Dibner, Bern http://id.loc.gov/vocabulary/relators/fmo http://id.loc.gov/vocabulary/relators/dnr DSI http://id.loc.gov/authorities/names/n80015691 http://viaf.org/viaf/29661946 Search this
Burndy Library http://id.loc.gov/vocabulary/relators/fmo http://id.loc.gov/vocabulary/relators/dnr DSI http://id.loc.gov/authorities/names/n83827146 http://viaf.org/viaf/149783636 Search this
Burndy Library Manuscripts Collection (Smithsonian Libraries) DSI Search this
Cooper Industries, Inc. ; Cooper Crouse-Hinds ; Search this

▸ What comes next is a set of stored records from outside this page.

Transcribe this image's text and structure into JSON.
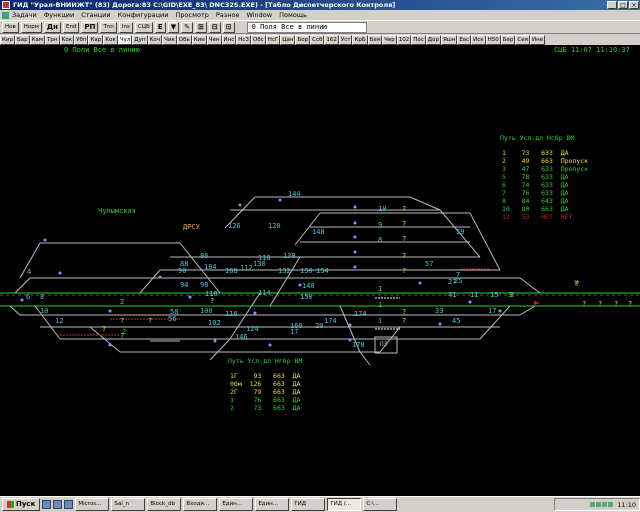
{
  "window": {
    "title": "ГИД \"Урал-ВНИИЖТ\" (83) Дорога:83 C:\\GID\\EXE_83\\ DNC32S.EXE) - [Табло Диспетчерского Контроля]",
    "buttons": [
      "_",
      "□",
      "×"
    ]
  },
  "menu": [
    "Задачи",
    "Функции",
    "Станции",
    "Конфигурации",
    "Просмотр",
    "Разное",
    "Window",
    "Помощь"
  ],
  "toolbar": {
    "buttons": [
      "Нов",
      "Норм",
      "Дн",
      "End",
      "РП",
      "Тnп",
      "Ins",
      "СЦБ",
      "Е",
      "▼",
      "✎",
      "⊞",
      "⊟",
      "⊡"
    ],
    "status_field": "0 Поля Все в линию"
  },
  "stations": [
    "Кир",
    "Бар",
    "Кам",
    "Трн",
    "Кок",
    "Убп",
    "Кар",
    "Кок",
    "Чул",
    "Дуп",
    "Коч",
    "Чик",
    "Обь",
    "Кии",
    "Чен",
    "Инс",
    "НсЗ",
    "Обс",
    "НсГ",
    "Цан",
    "Бор",
    "Ссб",
    "162",
    "Уст",
    "КрБ",
    "Бея",
    "Чер",
    "102",
    "Пос",
    "Дор",
    "Яшн",
    "Евс",
    "Иск",
    "Н50",
    "Бер",
    "Сея",
    "Ине"
  ],
  "active_station": 8,
  "schematic": {
    "header_left": "0 Поли Все в линию",
    "header_right": "СЦБ 11:07 11:10:37",
    "station_name": "Чулымская",
    "station_code": "ДРСУ",
    "pz_label": "ПЗ",
    "signal_marker": "У",
    "track_numbers": [
      {
        "text": "144",
        "c": "#4fc4d0"
      },
      {
        "text": "126",
        "c": "#4fc4d0"
      },
      {
        "text": "120",
        "c": "#4fc4d0"
      },
      {
        "text": "148",
        "c": "#4fc4d0"
      },
      {
        "text": "10",
        "c": "#4fc4d0"
      },
      {
        "text": "9",
        "c": "#4fc4d0"
      },
      {
        "text": "8",
        "c": "#4fc4d0"
      },
      {
        "text": "39",
        "c": "#4fc4d0"
      },
      {
        "text": "4",
        "c": "#4fc4d0"
      },
      {
        "text": "86",
        "c": "#4fc4d0"
      },
      {
        "text": "88",
        "c": "#4fc4d0"
      },
      {
        "text": "90",
        "c": "#4fc4d0"
      },
      {
        "text": "104",
        "c": "#4fc4d0"
      },
      {
        "text": "108",
        "c": "#4fc4d0"
      },
      {
        "text": "112",
        "c": "#4fc4d0"
      },
      {
        "text": "118",
        "c": "#4fc4d0"
      },
      {
        "text": "130",
        "c": "#4fc4d0"
      },
      {
        "text": "138",
        "c": "#4fc4d0"
      },
      {
        "text": "132",
        "c": "#4fc4d0"
      },
      {
        "text": "150",
        "c": "#4fc4d0"
      },
      {
        "text": "154",
        "c": "#4fc4d0"
      },
      {
        "text": "7",
        "c": "#4fc4d0"
      },
      {
        "text": "57",
        "c": "#4fc4d0"
      },
      {
        "text": "25",
        "c": "#4fc4d0"
      },
      {
        "text": "6",
        "c": "#4fc4d0"
      },
      {
        "text": "8",
        "c": "#4fc4d0"
      },
      {
        "text": "94",
        "c": "#4fc4d0"
      },
      {
        "text": "98",
        "c": "#4fc4d0"
      },
      {
        "text": "110",
        "c": "#4fc4d0"
      },
      {
        "text": "114",
        "c": "#4fc4d0"
      },
      {
        "text": "140",
        "c": "#4fc4d0"
      },
      {
        "text": "158",
        "c": "#4fc4d0"
      },
      {
        "text": "1",
        "c": "#4fc4d0"
      },
      {
        "text": "2",
        "c": "#4fc4d0"
      },
      {
        "text": "27",
        "c": "#4fc4d0"
      },
      {
        "text": "41",
        "c": "#4fc4d0"
      },
      {
        "text": "11",
        "c": "#4fc4d0"
      },
      {
        "text": "15",
        "c": "#4fc4d0"
      },
      {
        "text": "17",
        "c": "#4fc4d0"
      },
      {
        "text": "3",
        "c": "#4fc4d0"
      },
      {
        "text": "10",
        "c": "#4fc4d0"
      },
      {
        "text": "12",
        "c": "#4fc4d0"
      },
      {
        "text": "56",
        "c": "#4fc4d0"
      },
      {
        "text": "58",
        "c": "#4fc4d0"
      },
      {
        "text": "100",
        "c": "#4fc4d0"
      },
      {
        "text": "102",
        "c": "#4fc4d0"
      },
      {
        "text": "116",
        "c": "#4fc4d0"
      },
      {
        "text": "174",
        "c": "#4fc4d0"
      },
      {
        "text": "33",
        "c": "#4fc4d0"
      },
      {
        "text": "45",
        "c": "#4fc4d0"
      },
      {
        "text": "17",
        "c": "#4fc4d0"
      },
      {
        "text": "20",
        "c": "#4fc4d0"
      },
      {
        "text": "146",
        "c": "#4fc4d0"
      },
      {
        "text": "160",
        "c": "#4fc4d0"
      },
      {
        "text": "174",
        "c": "#4fc4d0"
      },
      {
        "text": "178",
        "c": "#4fc4d0"
      },
      {
        "text": "124",
        "c": "#4fc4d0"
      },
      {
        "text": "2",
        "c": "#2ed02e"
      },
      {
        "text": "3",
        "c": "#2ed02e"
      },
      {
        "text": "1",
        "c": "#2ed02e"
      },
      {
        "text": "1",
        "c": "#2ed02e"
      }
    ],
    "question_marks": "?",
    "top_info": {
      "header": "Путь Усл.дл Нгбр ВМ",
      "rows": [
        {
          "text": "1    73   633  ДА",
          "c": "#e8e020"
        },
        {
          "text": "2    49   663  Пропуск",
          "c": "#e8e020"
        },
        {
          "text": "3    47   633  Пропуск",
          "c": "#2ed02e"
        },
        {
          "text": "5    78   633  ДА",
          "c": "#2ed02e"
        },
        {
          "text": "6    74   633  ДА",
          "c": "#2ed02e"
        },
        {
          "text": "7    76   633  ДА",
          "c": "#2ed02e"
        },
        {
          "text": "8    84   643  ДА",
          "c": "#2ed02e"
        },
        {
          "text": "10   80   663  ДА",
          "c": "#2ed02e"
        },
        {
          "text": "12   53   НЕТ  НЕТ",
          "c": "#d02020"
        }
      ]
    },
    "bottom_info": {
      "header": "Путь Усл.дл Нгбр ВМ",
      "rows": [
        {
          "text": "1Г    93   663  ДА",
          "c": "#e8e020"
        },
        {
          "text": "0бм  126   663  ДА",
          "c": "#e8e020"
        },
        {
          "text": "2Г    79   663  ДА",
          "c": "#e8e020"
        },
        {
          "text": "1     76   663  ДА",
          "c": "#2ed02e"
        },
        {
          "text": "2     73   663  ДА",
          "c": "#2ed02e"
        }
      ]
    }
  },
  "taskbar": {
    "start": "Пуск",
    "tasks": [
      "Micros...",
      "Sai_n",
      "Block_db",
      "Входя...",
      "Един...",
      "Един...",
      "ГИД",
      "ГИД (...",
      "C:\\..."
    ],
    "active_task": 7,
    "clock": "11:10"
  }
}
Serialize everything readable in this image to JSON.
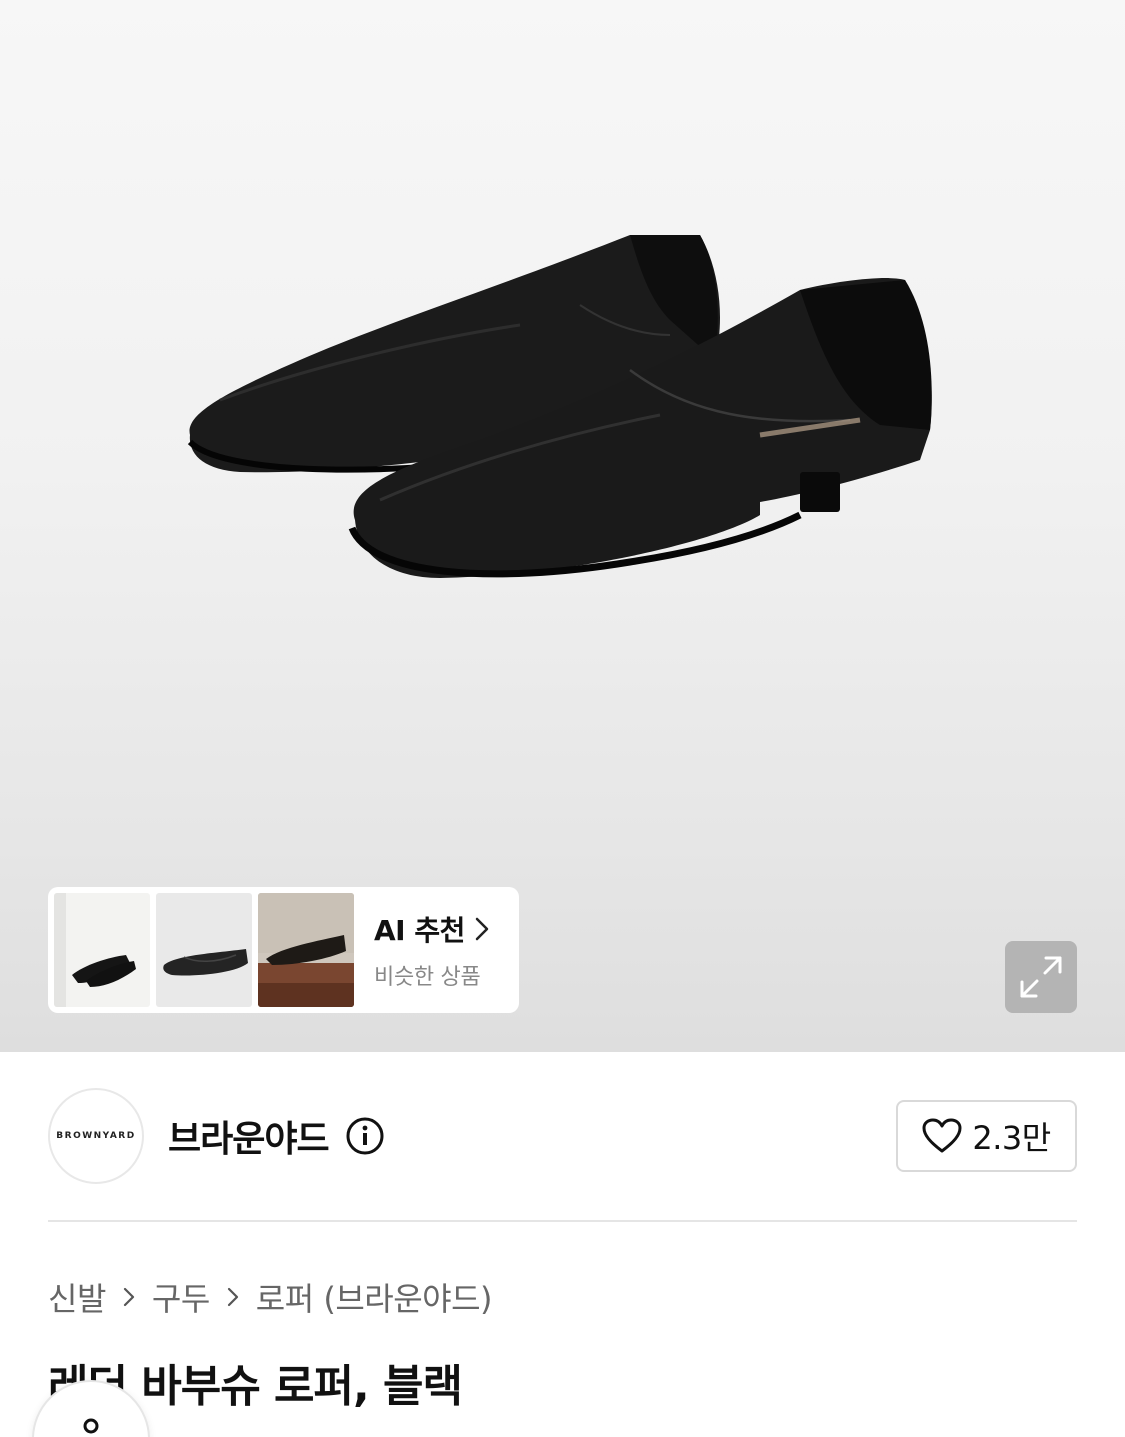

Catalog updates. Condulets: threadless, for electric metallic tubing, explosion-proof, locomotive, for corrosive locations, for industrial lighting, couplings and connectors. Lighting: football field illumination, floodlight projectors and reflectors, airport lighting equipment, industrial lighting, arc and incandescent headlights. Traffic signals and traffic control. Misc.: knife switches, electrical wiring for hazardous locations, safety panels and cabinets, harpoon guy anchors, pipe hangers, unions and connectors. Groundulets, safety circuits. Plugs and receptacles. ; Jesse Hinds and Huntington Crouse are credited with inventing the first traffic light.
design and construction of steam power plants, hydro-electric developments, transmission systems, steel mills, reinforced concrete and steel structures, industrial plants of every type and locomotive terminals, electrification and shops ;
Black and white images
3 pieces; 1 box
Type of material:
New York City, New York, United States
Topic (Romaine term):
Industrial equipment or mechanical machinery (including supplies and components) Search this
J. D. Fate Co. ; Plymouth Locomotive Works ; Fate International ; Search this
Locomotives. Locomotives for road construction. Coal dust, coal chips, flue dust, B.O.F. dust reclamation and recycling. Tractors; lawn mower sharpeners; highway mowers; extruding machines; pottery de-airing machines ; also several Plymouth Locomotive Works catalogs can be found in the cataloged portion, shelved under Plymouth Locomotive.